Exercise details
Scan the material below for lines with the word "meta" and reply with how many there are, nothing else.
*** Dataset entries ***
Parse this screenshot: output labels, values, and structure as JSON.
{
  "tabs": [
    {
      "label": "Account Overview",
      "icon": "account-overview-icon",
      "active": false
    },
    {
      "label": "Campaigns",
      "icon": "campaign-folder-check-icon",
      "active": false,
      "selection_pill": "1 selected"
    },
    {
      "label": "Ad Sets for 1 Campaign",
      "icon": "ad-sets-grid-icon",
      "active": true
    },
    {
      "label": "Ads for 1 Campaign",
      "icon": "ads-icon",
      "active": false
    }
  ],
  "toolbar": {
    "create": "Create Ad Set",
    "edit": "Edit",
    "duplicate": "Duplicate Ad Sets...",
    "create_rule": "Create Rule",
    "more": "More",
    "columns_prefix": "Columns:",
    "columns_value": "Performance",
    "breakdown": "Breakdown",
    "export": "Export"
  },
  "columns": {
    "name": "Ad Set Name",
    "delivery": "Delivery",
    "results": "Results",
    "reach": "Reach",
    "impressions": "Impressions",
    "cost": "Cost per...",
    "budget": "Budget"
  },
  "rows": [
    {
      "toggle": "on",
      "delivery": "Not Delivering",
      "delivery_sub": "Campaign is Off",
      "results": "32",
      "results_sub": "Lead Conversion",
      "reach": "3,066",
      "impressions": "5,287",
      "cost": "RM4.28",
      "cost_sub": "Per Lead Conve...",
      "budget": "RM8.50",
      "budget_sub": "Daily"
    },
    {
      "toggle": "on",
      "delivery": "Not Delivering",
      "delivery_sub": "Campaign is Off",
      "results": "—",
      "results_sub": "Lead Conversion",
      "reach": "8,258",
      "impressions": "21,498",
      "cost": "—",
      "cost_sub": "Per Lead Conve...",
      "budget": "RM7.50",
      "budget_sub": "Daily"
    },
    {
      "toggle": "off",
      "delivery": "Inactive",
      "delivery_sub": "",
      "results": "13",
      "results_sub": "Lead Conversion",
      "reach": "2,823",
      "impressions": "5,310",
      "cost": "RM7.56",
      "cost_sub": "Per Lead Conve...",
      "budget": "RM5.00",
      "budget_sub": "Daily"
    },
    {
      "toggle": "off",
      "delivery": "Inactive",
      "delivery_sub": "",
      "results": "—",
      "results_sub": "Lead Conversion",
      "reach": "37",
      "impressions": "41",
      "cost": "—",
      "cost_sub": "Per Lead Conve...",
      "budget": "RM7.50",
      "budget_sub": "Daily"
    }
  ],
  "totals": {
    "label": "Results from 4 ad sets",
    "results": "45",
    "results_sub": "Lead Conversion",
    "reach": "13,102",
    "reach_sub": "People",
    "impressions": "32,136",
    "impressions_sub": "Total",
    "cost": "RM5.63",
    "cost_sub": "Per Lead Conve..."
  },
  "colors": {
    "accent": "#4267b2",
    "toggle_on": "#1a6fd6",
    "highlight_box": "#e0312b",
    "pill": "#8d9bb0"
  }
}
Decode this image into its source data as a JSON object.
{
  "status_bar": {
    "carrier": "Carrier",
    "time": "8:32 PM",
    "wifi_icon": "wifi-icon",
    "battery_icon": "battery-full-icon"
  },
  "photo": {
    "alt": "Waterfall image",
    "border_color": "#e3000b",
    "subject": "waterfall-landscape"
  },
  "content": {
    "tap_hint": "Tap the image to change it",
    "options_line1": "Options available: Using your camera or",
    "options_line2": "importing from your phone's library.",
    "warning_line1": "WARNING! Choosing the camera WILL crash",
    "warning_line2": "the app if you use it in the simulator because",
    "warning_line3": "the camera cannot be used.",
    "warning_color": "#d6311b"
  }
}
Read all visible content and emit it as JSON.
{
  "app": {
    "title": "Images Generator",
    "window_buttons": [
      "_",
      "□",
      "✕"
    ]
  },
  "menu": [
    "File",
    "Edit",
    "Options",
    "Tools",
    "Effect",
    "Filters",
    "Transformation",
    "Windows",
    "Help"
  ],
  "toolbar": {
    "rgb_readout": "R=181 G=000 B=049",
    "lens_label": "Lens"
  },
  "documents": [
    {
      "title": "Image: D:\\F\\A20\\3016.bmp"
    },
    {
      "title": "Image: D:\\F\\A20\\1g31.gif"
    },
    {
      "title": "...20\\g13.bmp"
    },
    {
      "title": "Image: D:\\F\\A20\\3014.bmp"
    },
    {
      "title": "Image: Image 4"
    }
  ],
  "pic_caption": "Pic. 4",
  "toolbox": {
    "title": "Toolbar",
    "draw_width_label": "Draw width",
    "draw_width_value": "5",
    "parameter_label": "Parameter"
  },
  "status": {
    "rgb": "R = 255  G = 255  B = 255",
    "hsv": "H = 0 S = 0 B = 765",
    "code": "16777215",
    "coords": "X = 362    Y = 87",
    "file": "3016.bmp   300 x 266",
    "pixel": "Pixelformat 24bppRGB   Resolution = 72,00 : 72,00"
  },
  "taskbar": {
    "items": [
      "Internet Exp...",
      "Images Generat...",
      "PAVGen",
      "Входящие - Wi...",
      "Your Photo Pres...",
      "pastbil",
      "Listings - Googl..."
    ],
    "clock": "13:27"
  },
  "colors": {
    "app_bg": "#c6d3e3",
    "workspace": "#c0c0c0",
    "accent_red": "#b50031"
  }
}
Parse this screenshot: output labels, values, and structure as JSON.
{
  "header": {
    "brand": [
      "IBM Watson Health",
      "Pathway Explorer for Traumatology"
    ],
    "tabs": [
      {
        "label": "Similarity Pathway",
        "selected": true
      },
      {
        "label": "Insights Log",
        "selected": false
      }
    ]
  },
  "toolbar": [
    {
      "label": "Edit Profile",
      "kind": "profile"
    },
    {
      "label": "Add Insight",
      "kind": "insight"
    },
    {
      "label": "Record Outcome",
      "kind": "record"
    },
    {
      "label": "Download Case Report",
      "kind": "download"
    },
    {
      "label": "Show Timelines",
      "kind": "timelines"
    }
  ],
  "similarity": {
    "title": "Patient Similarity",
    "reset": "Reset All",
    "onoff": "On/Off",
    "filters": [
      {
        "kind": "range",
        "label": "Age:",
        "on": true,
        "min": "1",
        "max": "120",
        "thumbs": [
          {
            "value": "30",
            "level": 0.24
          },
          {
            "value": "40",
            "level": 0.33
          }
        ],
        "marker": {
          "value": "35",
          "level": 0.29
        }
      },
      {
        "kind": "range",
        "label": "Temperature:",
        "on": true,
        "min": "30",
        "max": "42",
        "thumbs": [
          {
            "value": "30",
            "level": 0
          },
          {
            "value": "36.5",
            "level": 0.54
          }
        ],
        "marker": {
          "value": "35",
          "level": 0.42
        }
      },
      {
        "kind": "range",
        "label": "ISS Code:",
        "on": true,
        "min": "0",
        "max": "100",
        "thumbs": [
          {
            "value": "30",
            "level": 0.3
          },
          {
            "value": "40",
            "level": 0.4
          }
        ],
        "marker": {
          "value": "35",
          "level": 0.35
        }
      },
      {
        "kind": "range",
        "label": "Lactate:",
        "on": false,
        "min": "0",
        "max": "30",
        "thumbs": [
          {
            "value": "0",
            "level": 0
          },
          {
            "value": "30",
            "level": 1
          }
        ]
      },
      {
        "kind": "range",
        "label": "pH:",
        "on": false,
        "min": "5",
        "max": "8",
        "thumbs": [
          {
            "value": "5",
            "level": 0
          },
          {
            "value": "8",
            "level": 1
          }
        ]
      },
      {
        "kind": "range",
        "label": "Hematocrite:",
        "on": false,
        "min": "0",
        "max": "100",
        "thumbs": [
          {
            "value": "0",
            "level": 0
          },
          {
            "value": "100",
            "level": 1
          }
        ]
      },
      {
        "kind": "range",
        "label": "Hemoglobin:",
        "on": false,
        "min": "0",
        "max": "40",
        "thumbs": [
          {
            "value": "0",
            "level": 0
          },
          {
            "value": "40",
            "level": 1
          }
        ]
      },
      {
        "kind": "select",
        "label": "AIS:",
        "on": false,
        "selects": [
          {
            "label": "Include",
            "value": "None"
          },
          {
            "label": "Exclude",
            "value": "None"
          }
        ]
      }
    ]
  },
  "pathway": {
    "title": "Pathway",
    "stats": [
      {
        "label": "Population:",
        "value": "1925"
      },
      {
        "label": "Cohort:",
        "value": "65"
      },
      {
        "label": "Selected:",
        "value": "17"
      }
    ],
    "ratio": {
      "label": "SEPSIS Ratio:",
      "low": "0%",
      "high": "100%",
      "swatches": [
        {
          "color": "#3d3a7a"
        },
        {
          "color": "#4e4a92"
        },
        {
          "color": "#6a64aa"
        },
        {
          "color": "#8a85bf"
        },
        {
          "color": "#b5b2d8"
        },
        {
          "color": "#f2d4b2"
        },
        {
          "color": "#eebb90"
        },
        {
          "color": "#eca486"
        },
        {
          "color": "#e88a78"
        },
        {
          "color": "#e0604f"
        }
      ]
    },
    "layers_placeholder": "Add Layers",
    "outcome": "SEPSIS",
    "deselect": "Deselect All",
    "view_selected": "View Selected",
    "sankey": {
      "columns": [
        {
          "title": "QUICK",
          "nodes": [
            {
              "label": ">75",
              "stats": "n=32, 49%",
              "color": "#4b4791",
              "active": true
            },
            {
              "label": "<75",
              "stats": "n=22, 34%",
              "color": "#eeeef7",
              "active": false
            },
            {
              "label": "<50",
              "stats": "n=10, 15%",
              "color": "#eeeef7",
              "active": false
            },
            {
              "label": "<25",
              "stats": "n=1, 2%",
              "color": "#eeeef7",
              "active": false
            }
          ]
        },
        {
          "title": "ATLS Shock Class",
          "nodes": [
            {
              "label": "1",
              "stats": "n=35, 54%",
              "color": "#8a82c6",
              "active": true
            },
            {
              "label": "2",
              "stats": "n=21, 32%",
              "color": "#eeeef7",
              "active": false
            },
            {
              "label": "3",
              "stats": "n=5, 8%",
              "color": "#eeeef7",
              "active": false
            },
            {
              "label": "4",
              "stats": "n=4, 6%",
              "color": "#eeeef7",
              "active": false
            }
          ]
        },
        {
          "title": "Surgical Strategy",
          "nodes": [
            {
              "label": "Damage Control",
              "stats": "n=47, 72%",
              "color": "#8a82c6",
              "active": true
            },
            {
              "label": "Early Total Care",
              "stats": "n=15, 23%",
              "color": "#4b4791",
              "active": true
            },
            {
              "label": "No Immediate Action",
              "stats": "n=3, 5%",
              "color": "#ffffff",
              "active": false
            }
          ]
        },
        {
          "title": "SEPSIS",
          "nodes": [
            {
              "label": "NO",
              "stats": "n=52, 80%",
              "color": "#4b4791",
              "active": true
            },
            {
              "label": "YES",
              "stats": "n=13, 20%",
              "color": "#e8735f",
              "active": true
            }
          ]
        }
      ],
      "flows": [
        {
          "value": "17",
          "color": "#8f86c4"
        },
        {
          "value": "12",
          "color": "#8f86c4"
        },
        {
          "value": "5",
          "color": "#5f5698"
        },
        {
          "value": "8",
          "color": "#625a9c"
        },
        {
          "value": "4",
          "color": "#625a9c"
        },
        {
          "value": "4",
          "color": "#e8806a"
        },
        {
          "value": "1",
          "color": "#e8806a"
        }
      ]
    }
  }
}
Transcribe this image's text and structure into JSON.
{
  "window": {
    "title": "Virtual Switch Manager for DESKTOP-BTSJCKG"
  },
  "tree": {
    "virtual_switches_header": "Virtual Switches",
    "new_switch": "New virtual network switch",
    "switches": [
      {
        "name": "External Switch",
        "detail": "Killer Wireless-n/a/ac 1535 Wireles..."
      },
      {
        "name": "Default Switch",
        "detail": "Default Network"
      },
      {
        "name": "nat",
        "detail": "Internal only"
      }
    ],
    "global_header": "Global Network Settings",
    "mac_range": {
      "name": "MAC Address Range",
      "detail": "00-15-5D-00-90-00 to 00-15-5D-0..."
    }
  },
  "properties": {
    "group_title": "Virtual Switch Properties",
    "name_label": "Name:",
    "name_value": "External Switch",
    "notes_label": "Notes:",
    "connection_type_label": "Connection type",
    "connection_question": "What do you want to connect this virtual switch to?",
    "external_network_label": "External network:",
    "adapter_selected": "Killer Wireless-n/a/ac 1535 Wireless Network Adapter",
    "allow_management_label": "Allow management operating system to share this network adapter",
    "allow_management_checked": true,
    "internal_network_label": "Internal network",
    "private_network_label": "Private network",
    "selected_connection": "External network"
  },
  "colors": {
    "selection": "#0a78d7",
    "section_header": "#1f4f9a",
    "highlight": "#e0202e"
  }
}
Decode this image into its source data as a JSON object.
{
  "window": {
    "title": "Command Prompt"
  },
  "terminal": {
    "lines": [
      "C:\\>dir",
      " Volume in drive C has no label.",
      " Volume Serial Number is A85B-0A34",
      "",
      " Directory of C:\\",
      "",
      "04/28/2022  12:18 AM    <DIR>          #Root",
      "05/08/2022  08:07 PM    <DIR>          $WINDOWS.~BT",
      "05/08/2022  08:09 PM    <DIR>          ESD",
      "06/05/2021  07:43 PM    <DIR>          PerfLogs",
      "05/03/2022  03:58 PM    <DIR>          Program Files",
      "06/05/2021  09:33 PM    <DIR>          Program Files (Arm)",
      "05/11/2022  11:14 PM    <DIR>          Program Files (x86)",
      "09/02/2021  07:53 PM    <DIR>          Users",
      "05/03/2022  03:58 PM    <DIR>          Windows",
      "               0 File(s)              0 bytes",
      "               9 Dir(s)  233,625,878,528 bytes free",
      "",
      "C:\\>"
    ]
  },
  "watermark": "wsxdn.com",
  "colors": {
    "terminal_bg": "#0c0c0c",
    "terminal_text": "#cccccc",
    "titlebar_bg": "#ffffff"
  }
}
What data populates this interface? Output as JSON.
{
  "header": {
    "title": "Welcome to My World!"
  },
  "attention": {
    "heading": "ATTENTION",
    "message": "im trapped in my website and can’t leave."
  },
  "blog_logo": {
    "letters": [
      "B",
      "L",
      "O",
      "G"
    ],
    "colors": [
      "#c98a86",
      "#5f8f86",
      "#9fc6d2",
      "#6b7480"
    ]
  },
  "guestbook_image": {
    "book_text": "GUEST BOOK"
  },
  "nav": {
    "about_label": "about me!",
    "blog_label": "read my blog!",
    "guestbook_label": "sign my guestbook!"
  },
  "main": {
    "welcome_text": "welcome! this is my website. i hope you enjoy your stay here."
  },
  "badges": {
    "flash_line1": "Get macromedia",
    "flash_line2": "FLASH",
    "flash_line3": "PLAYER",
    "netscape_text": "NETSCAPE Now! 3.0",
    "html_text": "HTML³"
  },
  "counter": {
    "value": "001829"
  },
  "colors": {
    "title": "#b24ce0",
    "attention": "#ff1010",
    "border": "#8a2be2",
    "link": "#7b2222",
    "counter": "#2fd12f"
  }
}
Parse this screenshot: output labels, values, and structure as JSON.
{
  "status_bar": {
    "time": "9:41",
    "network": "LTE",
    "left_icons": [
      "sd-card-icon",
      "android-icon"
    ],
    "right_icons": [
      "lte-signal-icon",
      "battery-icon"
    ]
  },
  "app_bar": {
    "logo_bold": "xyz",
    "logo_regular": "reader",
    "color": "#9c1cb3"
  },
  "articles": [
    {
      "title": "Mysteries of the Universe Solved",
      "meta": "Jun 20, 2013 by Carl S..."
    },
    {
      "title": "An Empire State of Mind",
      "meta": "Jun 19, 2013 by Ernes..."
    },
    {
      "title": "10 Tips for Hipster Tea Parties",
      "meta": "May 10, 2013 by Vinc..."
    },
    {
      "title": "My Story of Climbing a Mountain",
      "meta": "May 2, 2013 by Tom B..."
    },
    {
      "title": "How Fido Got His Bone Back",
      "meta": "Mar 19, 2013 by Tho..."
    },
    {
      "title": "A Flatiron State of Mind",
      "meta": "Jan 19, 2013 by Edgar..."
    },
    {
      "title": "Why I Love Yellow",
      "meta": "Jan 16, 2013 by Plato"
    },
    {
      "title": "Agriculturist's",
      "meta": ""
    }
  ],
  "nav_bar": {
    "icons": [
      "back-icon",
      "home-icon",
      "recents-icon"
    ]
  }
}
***
Task answer
8